Swimming against the current: flow rate and the expression of naturally and sexually selected traits of two minnow species
Dr. Matthew Dugas and Maya Bastille will participate in original research in evolutionary biology. They will examine how the environment shapes the expression of traits that increase reproductive success but decrease survival in two fish species native to Arkansas.
Dr. Liz Gron
Summer Analytical Research Experiences: 1) Environmental Analysis: A Cure for Nervous Drinking 2) Designing a Green Shoe String to Support Science Education
Sponsor: Dr. Liz Gron
Dr. Liz Gron will supervise a summer research student working on two projects. First project involves the creation of a gas chromatograph/mass spectrometry method to survey water samples for the presence of fracking fluids or natural gas. Woven into the spaces of this project will be work on developing science education materials that are scientifically worth and educationally challenging for low resource schools. Inexpensive and safe materials such as use low cost diaper materials or sidewalk de-icing salts would be used.
Prof. Danny Henderson
Feedforward regulation of the exercise ventilatory response under conditions of normocapnia and hypocapnia
Prof. Danny Henderson will lead a research project to examine the arterial levels of carbon dioxide during exercise after hyperventilation of 10 rapid, deep breaths. Research subjects will perform mild to moderate exercise on a treadmill and have their metabolic measurements taken.
Dr. Sarah Lee
Agriculture, Sustainability and Food Security: New Zealand's Cultural Heritage
Dr. Sarah Lee will take four students to the island nation of New Zealand to examine how the country manages land effectively for both conservation and agriculture while balancing the needs of the indigenous Maori.

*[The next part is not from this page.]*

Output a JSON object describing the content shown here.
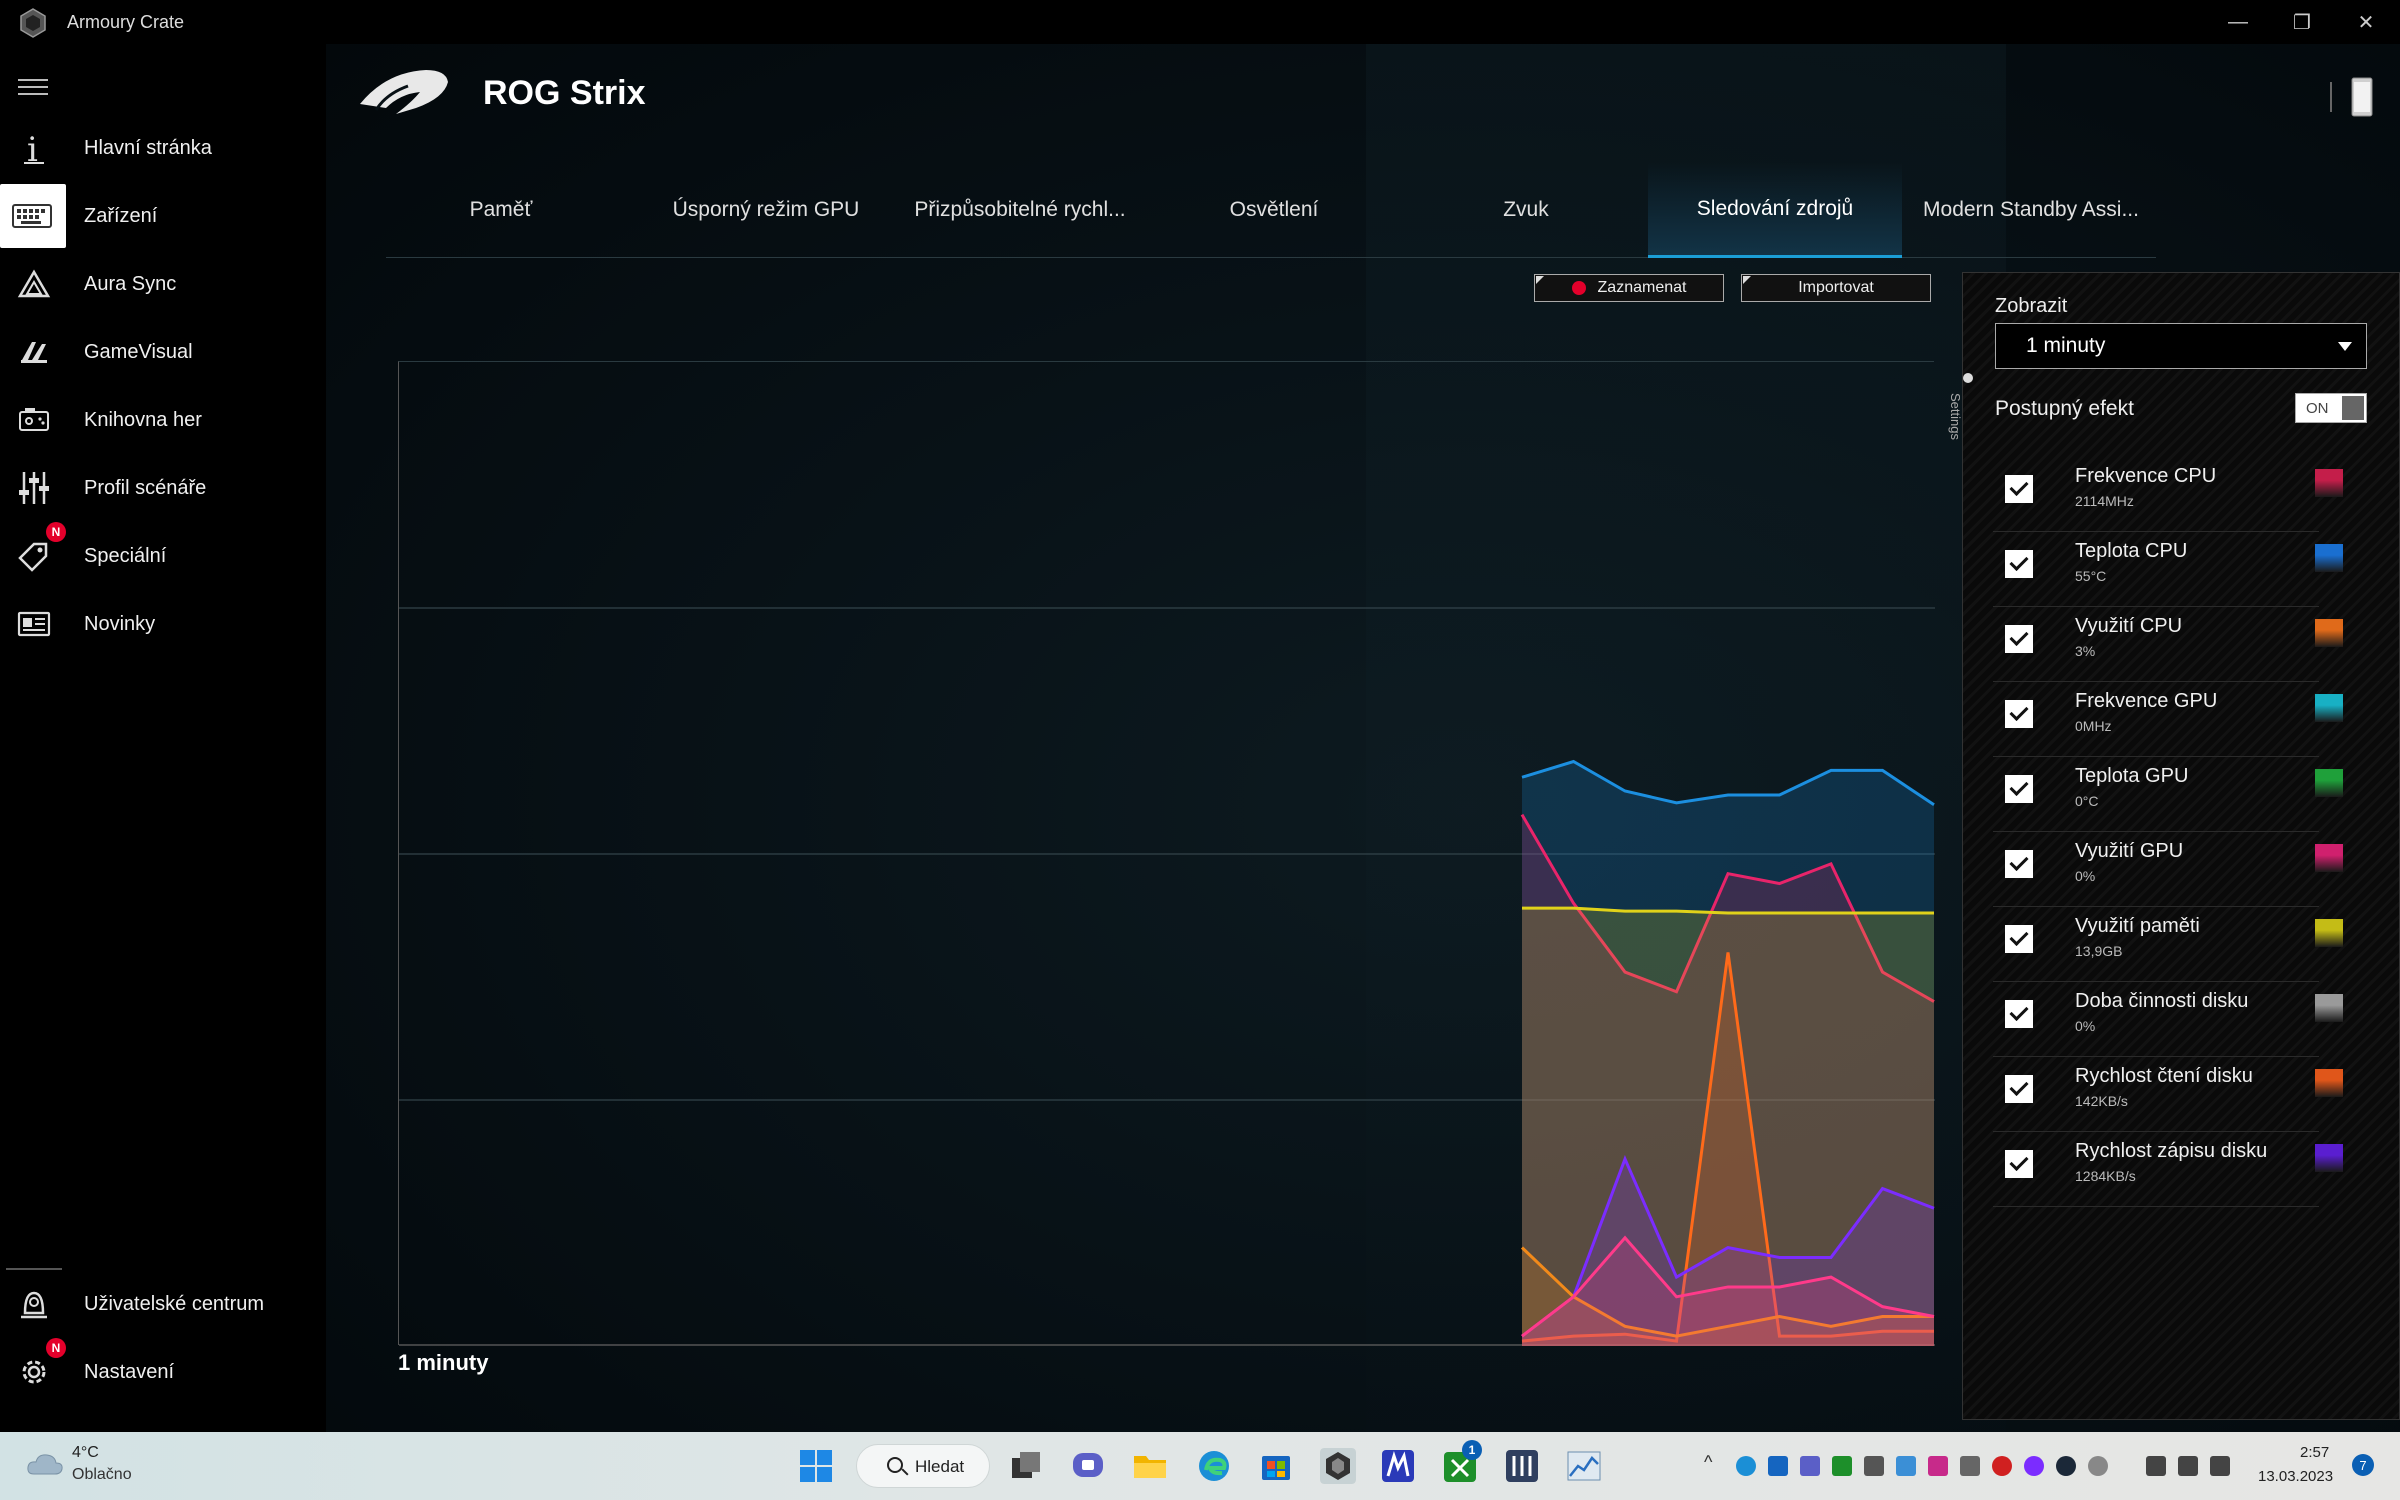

They will also explore the concept of food security among the Maori population, which struggles with obesity and diabetes.
Dr. Chris Marvin

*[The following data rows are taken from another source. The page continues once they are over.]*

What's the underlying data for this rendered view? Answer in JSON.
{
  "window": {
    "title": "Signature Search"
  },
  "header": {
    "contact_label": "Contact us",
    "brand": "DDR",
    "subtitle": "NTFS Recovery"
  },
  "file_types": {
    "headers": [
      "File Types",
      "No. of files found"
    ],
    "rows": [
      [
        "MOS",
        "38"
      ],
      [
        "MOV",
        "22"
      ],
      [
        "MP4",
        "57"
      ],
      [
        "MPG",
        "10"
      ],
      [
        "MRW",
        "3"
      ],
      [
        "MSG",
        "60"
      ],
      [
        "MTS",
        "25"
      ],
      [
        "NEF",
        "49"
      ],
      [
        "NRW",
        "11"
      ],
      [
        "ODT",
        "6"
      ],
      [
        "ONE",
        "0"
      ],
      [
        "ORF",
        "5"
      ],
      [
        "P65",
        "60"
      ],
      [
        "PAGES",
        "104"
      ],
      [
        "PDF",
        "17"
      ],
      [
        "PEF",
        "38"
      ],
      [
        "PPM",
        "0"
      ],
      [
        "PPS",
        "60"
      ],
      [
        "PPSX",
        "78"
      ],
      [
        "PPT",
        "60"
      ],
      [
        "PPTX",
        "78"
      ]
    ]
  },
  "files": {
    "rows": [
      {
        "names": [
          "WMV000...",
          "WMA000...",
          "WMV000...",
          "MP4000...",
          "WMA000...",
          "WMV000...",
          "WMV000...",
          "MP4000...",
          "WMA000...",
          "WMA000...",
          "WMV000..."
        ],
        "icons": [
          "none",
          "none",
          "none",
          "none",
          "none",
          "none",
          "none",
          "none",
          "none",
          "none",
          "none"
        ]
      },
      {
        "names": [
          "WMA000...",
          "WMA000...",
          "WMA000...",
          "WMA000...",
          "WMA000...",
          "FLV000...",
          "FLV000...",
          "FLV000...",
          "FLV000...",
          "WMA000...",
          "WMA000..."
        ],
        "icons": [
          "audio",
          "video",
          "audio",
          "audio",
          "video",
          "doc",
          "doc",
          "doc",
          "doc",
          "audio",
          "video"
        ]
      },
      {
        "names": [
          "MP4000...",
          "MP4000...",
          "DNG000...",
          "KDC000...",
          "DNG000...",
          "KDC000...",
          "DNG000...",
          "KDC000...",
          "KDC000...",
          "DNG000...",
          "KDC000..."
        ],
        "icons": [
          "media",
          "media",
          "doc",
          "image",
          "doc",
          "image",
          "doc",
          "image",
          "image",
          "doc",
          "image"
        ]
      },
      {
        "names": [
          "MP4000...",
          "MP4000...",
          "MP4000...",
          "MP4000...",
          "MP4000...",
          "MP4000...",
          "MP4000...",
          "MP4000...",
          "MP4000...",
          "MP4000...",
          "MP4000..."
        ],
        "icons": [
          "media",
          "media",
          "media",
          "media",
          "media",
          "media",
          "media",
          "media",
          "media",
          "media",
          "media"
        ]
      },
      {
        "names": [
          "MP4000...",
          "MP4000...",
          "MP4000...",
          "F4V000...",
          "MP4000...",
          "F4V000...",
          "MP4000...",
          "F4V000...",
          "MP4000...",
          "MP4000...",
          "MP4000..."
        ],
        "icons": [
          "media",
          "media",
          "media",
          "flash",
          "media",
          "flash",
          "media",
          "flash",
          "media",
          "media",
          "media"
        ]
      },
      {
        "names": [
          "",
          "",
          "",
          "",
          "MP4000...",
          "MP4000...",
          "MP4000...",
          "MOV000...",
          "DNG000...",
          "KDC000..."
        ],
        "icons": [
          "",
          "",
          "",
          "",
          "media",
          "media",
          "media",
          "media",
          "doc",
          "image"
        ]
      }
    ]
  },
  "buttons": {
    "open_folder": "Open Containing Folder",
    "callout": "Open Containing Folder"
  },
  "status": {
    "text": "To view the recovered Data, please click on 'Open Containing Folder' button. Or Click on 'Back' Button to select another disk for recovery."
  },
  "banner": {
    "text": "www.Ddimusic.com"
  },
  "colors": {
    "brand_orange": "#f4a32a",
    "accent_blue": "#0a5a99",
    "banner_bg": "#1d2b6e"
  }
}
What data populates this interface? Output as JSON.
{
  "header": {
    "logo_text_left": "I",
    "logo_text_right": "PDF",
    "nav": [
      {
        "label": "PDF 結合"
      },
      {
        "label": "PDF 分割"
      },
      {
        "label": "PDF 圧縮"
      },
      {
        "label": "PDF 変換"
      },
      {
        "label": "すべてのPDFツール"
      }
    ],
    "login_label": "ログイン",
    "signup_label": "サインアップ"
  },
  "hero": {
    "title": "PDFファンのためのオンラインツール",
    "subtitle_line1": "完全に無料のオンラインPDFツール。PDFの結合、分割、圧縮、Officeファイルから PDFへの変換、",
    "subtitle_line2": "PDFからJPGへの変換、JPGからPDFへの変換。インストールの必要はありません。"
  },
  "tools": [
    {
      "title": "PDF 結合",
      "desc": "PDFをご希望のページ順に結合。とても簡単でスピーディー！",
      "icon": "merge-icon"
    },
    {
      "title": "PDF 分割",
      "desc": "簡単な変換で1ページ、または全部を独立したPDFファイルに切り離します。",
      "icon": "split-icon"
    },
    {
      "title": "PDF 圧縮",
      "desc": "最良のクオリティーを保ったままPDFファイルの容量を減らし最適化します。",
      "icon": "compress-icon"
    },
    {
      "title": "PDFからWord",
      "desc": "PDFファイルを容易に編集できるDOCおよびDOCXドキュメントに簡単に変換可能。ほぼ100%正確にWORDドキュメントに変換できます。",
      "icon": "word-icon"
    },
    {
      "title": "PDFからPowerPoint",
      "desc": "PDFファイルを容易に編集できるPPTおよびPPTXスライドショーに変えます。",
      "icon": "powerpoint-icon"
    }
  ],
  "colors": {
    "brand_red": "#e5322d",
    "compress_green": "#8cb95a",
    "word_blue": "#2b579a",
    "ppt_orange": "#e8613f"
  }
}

Synthetic Photochemistry Using Visible Light: Development of an Oxidative Mannich Cyclization and 1,4-Addition to Alkenes
Katie Midkiff will work with Dr. Chris Marvin on three research projects involving synthetic photochemistry. They hope to develop new reactions that use visible light to form carbon-carbon bonds.
Prof. Maureen McClung
Adventures in Insect Taxonomy
To update and expand the Biology Department’s insect collection, Prof. Maureen McClung will direct a group of project members as they study insect taxonomy, which includes the collection, curation, and classification of insect specimens. The students will gain professional skills in entomology.
Dr. Rick Murray
Molecular Regulation of Neuron Generation During Mouse Embryonic Development
The development of the mammalian nervous system requires precise regulation of neuron generation to produce enough of the right cells for a properly functioning brain, spinal cord and nervous system. Dr. Rick Murray, Robin Brown, Saranya Prathibha, Brittany Ross, Jeremy Rowe, and Chelsea Woods will conduct research on the development of sensory neurons alongside the spinal cord to better understand the molecules that regulate developmental decisions in neuron generation.
Dr. Andrew Schurko
The secret to celibacy: Are bdelloid rotifers using DNA damage repair as a substitute for sexual reproduction?
Bdelloid rotifers are aquatic invertebrates that have survived for millions of years without sexual reproduction, yet they maintain the genes for sex. Dr. Andrew Schurko will work with Emily Cariker, Youmna Moufarrej and Lizzie Goodwin-Horn to test the hypothesis that these genes have evolved a new function in repairing extensive DNA damage.
Dr. Stacey Schwartzkopf
Maya Culture and History in Guatemala
Dr. Stacey Schwartzkopf will take four Hendrix students to Guatemala to explore modern Maya culture and history. They will meet with weavers, activists, bilingual teachers, spiritual leaders and others in the Mayan communities of the country.
Dr. Ann Willyard
Solving a hard pine puzzle: how many species of ponderosa pine are real?
Ponderosa pine is currently treated as a single species of tree, but the name may actually be an umbrella term for as many as 13 unique species. Dr. Ann Willyard will lead student researchers on a six-state journey to collect pine samples. They will use genetic markers to see if they can identify different species.